i`m wondering if anyone could tell me, why we make the DC battery in AC Analysis as a Short Circuit so collector of BJT pulled down to ground, and so for a BJT biased circuit if we have a collector resistor Rc and a Load one RL , they will be in parallel, so if we give an AC voltage input on base, the two resistors becomes parallel while in DC analysis without putting AC voltage into consideration there is no matching or parallel effect between them . Why?!!

2. ### wmodavis Well-Known Member

Oct 23, 2010
737
149
Because the ac impedance of an ideal power supply or DC battery is zero.

In reality they are not quite zero but close enough such that the PS actual impedance is much less then other circuit impedances and so zero is a good approximation.

3. ### crutschow Expert

Mar 14, 2008
12,573
3,082
Because the two analyses are entirely different. For DC analysis we are determining the bias conditions of the circuit DC power paths from power supply to ground, whereas for AC analysis we are determining the operating parameters of the AC signal path from input to output. Those two pathways are very different, thus the parameters we calculate for the analyses are different.

4. ### WBahn Moderator

Mar 31, 2012
17,459
4,701
It is because the analysis you are talking about is nothing more than analysis via superposition, meaning that the circuit is analyzed more than one, but each supply is turned on in exactly one of the analyses. Then the total response is the sum of all of the responses.

If you had a linear circuit that has, say, a DC source and two AC sources at different frequencies, you would do the analysis three times, one for each source with the impedance of the components evaluated at that source's frequency (i.e., 0 for DC).

If you have a transistor circuit, the the same idea is being used, but with a slight-of-hand to deal with the nonlinear nature of the transistors and diodes and such. So we once again split the analysis into two pieces. In one we turn on all, but only, the DC sources and solve the circuit under those conditions. We call this the "DC", the "bias", or the "large-signal" response. Then, we replace the nonlinear components with linear models that are reasonably good as long as the signals aren't too large (with "too large" being signals that result in our model no longer being "reasonably good"). We call this the "small-signal" response, even though the signals are not always what we might call "small". We then analyze the circuit again with only the non-DC sources turned on. As before, the total response is the sum of the two, the frequently we only care about the nature of the small-signal response (but, if you are actually building the thing, you can't ignore the DC response).

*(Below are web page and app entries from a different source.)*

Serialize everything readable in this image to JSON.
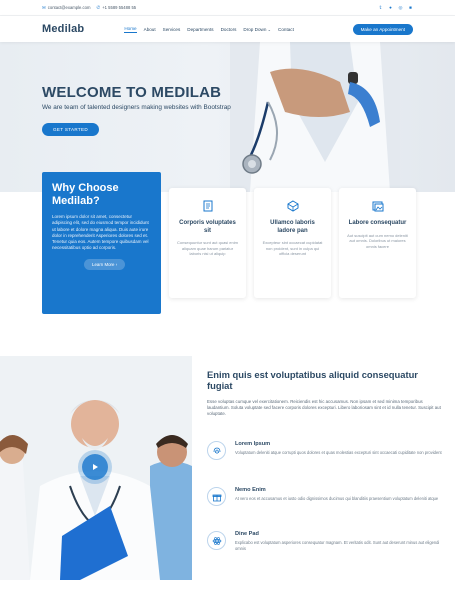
{
  "topbar": {
    "email": "contact@example.com",
    "phone": "+1 5589 55488 55",
    "social_icons": [
      "twitter-icon",
      "facebook-icon",
      "instagram-icon",
      "linkedin-icon"
    ]
  },
  "header": {
    "logo": "Medilab",
    "nav": [
      {
        "label": "Home",
        "active": true
      },
      {
        "label": "About"
      },
      {
        "label": "Services"
      },
      {
        "label": "Departments"
      },
      {
        "label": "Doctors"
      },
      {
        "label": "Drop Down"
      },
      {
        "label": "Contact"
      }
    ],
    "appointment_label": "Make an Appointment"
  },
  "hero": {
    "title": "WELCOME TO MEDILAB",
    "subtitle": "We are team of talented designers making websites with Bootstrap",
    "cta": "GET STARTED"
  },
  "why": {
    "title": "Why Choose Medilab?",
    "text": "Lorem ipsum dolor sit amet, consectetur adipiscing elit, sed do eiusmod tempor incididunt ut labore et dolore magna aliqua. Duis aute irure dolor in reprehenderit Asperiores dolores sed et. Tenetur quia eos. Autem tempore quibusdam vel necessitatibus optio ad corporis.",
    "button": "Learn More"
  },
  "cards": [
    {
      "icon": "receipt-icon",
      "title": "Corporis voluptates sit",
      "text": "Consequuntur sunt aut quasi enim aliquam quae harum pariatur laboris nisi ut aliquip"
    },
    {
      "icon": "cube-icon",
      "title": "Ullamco laboris ladore pan",
      "text": "Excepteur sint occaecat cupidatat non proident, sunt in culpa qui officia deserunt"
    },
    {
      "icon": "images-icon",
      "title": "Labore consequatur",
      "text": "Aut suscipit aut cum nemo deleniti aut omnis. Doloribus ut maiores omnis facere"
    }
  ],
  "about": {
    "title": "Enim quis est voluptatibus aliquid consequatur fugiat",
    "text": "Esse voluptas cumque vel exercitationem. Reiciendis est hic accusamus. Non ipsam et sed minima temporibus laudantium. Soluta voluptate sed facere corporis dolores excepturi. Libero laboriosam sint et id nulla tenetur. Suscipit aut voluptate.",
    "features": [
      {
        "icon": "fingerprint-icon",
        "title": "Lorem Ipsum",
        "text": "Voluptatum deleniti atque corrupti quos dolores et quas molestias excepturi sint occaecati cupiditate non provident"
      },
      {
        "icon": "gift-icon",
        "title": "Nemo Enim",
        "text": "At vero eos et accusamus et iusto odio dignissimos ducimus qui blanditiis praesentium voluptatum deleniti atque"
      },
      {
        "icon": "atom-icon",
        "title": "Dine Pad",
        "text": "Explicabo est voluptatum asperiores consequatur magnam. Et veritatis odit. Sunt aut deserunt minus aut eligendi omnis"
      }
    ]
  },
  "colors": {
    "accent": "#1977cc",
    "heading": "#2c4964"
  }
}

So, with this in mind, imagine a circuit that has +12V and -12V supplies and nothing but two resistors in series going from +12V to =12V. Call the junction between the two resistors Node A. Now connect Node A to Node B, which is the output of a sinusoidal voltage signal. The DC response will have 24V across the two resistors and come up with some voltage at Node A via a voltage divider. There will be no contribution from the sinusoidal source both because it is turned off, but more importantly because the capacitor looks like a short-circuit at DC. Now do the small-signal response by turning off the two DC sources. This puts the the two far ends of the resistors both at 0V and, since the other ends are both connected to Node A, they are in parallel. We now have a series RC circuit driven by our sinusoidal source. We analyze it and get the signal at Node A from that source. The complete voltage at Node A is then the sum of the DC bias point and the sinusoidal small-signal.